SEAI chief executive Jim Gannon says there are areas of energy technology where Ireland leads and can continue to lead.
“We have developed chip manufacturing skills and knowledge and this can be used in the development of solar photo voltaic (PV) systems,” he says.
“They might be manufactured elsewhere but the intellectual property will be here. We now have people here in Ireland working on cutting edge software for where the smart grid meets the market. A lot of our R&D portfolio at SEAI focuses on the smart grid in its various forms. The smart grid offers flexibility, it matches generation with demand in a very sophisticated way and it offers consumers a more proactive role. If the grid asks a consumer to store electricity during a time of high wind, it has to offer them value for that, and it also has to offer them value when it asks for it back. All of those issues have to be worked out.”
ESB is also proactive in fostering innovation in the start-up space, according to Mulvaney. “X Site is our off-site innovation hub where radical and potentially disruptive ideas are being developed into proven business concepts. Project teams at X Site embrace the innovative culture and ecosystem at Dogpatch Labs, a leading technology hub in Dublin with a diverse mix of other start-ups.
In addition, ESB is a founding partner of the Free Electrons Programme. This is the world’s first clean-tech energy start-up accelerator programme which connects promising start-ups with globally recognised utilities and investors.”

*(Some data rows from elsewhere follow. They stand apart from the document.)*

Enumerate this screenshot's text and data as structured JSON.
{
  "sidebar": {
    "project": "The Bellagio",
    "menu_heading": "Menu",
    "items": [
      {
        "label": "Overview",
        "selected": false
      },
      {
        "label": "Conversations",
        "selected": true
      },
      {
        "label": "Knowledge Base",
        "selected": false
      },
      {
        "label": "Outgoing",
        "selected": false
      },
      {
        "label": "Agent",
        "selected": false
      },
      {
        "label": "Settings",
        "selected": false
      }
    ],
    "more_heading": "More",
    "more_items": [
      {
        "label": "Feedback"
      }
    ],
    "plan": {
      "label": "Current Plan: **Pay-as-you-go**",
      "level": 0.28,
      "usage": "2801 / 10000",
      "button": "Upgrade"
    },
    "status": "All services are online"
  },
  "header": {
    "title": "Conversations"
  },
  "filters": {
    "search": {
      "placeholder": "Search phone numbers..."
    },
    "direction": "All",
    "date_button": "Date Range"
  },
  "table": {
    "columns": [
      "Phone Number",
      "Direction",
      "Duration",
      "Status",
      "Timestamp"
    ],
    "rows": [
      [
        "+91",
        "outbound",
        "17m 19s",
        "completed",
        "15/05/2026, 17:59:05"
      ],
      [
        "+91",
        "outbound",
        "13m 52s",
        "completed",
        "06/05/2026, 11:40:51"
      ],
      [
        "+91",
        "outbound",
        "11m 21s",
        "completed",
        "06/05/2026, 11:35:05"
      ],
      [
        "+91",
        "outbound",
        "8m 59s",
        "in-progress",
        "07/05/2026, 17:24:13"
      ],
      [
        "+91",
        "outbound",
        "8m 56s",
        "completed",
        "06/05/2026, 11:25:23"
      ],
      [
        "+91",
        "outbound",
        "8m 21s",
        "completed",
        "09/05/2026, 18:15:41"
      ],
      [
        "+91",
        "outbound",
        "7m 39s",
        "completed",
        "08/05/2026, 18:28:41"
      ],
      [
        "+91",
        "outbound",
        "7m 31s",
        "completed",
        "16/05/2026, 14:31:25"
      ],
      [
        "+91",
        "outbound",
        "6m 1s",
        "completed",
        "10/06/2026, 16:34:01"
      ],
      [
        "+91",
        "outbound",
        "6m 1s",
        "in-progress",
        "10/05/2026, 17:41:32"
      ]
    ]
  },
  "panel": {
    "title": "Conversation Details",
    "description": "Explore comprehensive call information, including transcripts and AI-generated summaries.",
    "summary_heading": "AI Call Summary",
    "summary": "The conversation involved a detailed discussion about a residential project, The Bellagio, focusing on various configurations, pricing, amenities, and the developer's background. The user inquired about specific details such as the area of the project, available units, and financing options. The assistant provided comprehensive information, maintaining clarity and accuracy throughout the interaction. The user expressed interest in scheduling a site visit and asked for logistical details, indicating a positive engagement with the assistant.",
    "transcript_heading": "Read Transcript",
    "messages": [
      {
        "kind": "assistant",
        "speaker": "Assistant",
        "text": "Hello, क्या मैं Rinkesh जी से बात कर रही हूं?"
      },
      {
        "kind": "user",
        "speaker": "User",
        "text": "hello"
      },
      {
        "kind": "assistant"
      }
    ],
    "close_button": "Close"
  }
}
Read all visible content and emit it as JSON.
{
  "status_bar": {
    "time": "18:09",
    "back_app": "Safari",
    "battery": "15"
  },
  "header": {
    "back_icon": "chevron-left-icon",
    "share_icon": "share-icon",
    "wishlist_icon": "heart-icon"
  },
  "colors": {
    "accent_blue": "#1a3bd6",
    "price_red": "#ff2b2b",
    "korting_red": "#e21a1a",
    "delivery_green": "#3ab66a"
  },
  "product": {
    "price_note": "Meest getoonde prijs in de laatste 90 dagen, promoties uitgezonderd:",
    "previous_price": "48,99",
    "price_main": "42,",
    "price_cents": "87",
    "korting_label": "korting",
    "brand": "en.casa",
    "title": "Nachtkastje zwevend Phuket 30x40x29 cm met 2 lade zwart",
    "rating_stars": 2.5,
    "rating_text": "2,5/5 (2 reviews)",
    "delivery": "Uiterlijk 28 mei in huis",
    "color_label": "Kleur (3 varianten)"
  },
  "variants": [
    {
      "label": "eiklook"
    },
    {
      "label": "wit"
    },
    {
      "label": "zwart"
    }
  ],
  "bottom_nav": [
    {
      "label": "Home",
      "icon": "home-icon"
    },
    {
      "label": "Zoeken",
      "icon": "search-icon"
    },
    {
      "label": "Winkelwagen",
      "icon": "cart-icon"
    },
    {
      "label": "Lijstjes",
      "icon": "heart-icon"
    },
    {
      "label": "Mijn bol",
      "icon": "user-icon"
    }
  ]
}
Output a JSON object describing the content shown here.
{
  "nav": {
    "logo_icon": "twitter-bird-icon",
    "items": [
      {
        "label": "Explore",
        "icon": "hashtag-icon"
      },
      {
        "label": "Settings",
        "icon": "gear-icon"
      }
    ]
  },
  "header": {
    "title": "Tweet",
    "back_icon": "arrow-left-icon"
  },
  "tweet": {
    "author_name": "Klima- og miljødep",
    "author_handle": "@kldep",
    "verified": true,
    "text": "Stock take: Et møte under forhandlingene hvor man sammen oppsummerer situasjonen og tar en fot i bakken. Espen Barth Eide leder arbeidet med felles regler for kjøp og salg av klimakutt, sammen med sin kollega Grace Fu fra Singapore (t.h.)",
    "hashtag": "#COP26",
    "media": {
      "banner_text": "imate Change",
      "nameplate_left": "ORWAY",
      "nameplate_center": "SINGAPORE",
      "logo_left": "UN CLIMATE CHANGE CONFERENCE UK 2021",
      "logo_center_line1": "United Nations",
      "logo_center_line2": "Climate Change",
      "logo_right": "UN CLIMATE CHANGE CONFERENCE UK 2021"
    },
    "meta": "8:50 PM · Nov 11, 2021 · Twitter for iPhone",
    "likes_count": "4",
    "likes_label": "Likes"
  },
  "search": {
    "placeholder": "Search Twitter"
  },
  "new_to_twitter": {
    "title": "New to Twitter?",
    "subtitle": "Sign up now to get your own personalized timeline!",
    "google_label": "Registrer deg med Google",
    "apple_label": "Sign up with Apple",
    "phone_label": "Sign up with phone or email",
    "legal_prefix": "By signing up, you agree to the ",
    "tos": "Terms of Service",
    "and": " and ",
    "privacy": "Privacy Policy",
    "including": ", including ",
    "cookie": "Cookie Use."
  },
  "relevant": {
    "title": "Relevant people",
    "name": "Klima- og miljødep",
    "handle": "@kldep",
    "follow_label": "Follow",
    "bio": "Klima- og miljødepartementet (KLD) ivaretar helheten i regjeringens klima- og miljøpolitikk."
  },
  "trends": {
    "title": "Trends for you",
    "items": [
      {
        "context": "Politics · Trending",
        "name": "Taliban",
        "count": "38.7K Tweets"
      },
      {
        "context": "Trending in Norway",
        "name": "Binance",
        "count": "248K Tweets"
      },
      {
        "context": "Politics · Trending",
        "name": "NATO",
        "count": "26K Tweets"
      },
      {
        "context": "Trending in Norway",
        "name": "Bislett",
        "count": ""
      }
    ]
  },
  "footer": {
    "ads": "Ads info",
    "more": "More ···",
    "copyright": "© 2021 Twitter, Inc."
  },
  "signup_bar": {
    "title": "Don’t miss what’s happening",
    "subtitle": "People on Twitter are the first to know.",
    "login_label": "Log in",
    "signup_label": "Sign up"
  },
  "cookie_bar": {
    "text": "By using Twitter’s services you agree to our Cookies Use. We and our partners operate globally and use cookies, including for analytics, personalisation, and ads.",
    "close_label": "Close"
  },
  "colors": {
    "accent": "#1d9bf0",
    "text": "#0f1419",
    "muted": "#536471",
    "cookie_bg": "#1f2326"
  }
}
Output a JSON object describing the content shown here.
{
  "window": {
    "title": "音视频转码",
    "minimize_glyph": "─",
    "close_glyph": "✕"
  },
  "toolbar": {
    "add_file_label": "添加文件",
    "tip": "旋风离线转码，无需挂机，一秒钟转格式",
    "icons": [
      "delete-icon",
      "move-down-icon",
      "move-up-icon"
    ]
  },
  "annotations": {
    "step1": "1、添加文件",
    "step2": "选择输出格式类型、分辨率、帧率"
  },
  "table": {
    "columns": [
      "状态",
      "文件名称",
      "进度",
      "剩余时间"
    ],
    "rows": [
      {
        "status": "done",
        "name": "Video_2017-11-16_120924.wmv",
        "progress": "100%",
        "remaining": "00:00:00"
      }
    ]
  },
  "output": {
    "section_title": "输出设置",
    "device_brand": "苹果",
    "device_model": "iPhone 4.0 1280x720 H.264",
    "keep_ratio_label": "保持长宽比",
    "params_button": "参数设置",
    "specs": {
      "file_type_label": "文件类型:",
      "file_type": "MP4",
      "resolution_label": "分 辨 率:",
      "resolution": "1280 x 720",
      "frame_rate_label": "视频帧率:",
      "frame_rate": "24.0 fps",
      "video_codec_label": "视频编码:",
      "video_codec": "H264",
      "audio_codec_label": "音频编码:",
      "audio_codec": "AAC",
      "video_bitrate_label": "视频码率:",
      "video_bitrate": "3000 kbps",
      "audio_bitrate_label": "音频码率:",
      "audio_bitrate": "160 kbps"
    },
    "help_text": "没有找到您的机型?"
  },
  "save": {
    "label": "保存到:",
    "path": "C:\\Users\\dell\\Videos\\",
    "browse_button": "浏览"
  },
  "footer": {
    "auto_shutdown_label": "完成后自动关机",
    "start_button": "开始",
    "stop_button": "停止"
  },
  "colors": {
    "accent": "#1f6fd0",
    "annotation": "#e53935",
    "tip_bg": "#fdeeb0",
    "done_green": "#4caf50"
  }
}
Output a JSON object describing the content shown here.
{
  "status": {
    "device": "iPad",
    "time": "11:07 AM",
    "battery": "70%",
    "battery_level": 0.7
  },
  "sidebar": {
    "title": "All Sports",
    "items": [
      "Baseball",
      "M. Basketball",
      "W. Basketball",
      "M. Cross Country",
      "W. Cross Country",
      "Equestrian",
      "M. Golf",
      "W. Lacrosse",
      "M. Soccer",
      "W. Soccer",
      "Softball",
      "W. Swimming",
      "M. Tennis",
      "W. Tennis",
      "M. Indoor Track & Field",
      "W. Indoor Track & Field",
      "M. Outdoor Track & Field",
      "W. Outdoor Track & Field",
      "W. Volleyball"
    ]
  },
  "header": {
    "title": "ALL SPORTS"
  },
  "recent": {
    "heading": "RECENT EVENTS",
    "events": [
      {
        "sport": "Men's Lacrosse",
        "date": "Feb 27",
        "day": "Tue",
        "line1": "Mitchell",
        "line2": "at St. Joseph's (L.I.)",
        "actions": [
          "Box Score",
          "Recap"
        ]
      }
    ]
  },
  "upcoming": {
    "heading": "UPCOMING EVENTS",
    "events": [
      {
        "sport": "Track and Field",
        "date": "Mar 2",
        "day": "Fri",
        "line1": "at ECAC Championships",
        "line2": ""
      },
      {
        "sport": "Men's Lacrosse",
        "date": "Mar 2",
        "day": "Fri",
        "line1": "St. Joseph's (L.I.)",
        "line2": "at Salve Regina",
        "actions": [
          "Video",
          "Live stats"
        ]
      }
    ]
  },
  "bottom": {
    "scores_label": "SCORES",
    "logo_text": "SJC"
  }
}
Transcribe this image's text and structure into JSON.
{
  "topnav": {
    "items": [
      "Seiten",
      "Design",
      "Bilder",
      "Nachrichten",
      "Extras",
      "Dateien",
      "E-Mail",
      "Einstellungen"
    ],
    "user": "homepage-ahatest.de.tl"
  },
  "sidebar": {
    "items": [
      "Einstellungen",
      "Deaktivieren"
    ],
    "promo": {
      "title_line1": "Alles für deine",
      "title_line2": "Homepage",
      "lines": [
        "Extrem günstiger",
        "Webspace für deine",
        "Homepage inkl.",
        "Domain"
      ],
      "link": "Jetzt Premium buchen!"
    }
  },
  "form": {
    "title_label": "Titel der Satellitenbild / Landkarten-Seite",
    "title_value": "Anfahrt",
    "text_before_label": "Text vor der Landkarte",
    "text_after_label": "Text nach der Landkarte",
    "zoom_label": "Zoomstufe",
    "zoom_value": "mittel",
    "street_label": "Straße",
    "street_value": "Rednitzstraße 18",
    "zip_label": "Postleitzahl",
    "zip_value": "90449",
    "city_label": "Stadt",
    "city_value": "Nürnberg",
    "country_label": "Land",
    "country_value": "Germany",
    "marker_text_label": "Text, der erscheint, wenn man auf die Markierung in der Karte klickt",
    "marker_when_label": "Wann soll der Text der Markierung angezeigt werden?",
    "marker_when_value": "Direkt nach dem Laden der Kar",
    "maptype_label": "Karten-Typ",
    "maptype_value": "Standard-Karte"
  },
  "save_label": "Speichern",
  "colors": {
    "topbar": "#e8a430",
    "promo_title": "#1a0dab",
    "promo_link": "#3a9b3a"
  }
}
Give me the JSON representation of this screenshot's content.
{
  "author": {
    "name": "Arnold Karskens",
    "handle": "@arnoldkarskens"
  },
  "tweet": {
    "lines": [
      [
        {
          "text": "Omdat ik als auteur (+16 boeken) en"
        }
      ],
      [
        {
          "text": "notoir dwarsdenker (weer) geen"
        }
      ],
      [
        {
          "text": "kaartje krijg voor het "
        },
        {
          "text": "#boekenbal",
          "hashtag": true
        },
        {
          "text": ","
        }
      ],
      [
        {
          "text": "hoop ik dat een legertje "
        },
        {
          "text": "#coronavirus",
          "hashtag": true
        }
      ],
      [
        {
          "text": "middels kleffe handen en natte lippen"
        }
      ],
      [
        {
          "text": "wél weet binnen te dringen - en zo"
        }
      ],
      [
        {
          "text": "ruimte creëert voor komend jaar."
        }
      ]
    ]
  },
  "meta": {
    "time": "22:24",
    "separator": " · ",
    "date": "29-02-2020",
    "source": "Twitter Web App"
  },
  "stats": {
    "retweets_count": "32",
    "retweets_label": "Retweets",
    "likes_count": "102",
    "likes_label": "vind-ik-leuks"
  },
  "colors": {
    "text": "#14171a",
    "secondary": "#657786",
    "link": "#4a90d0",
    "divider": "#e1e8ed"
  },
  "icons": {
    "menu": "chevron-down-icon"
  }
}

This article was originally written by the Irish Times on 07/08/2017 and is republished here with their kind permission.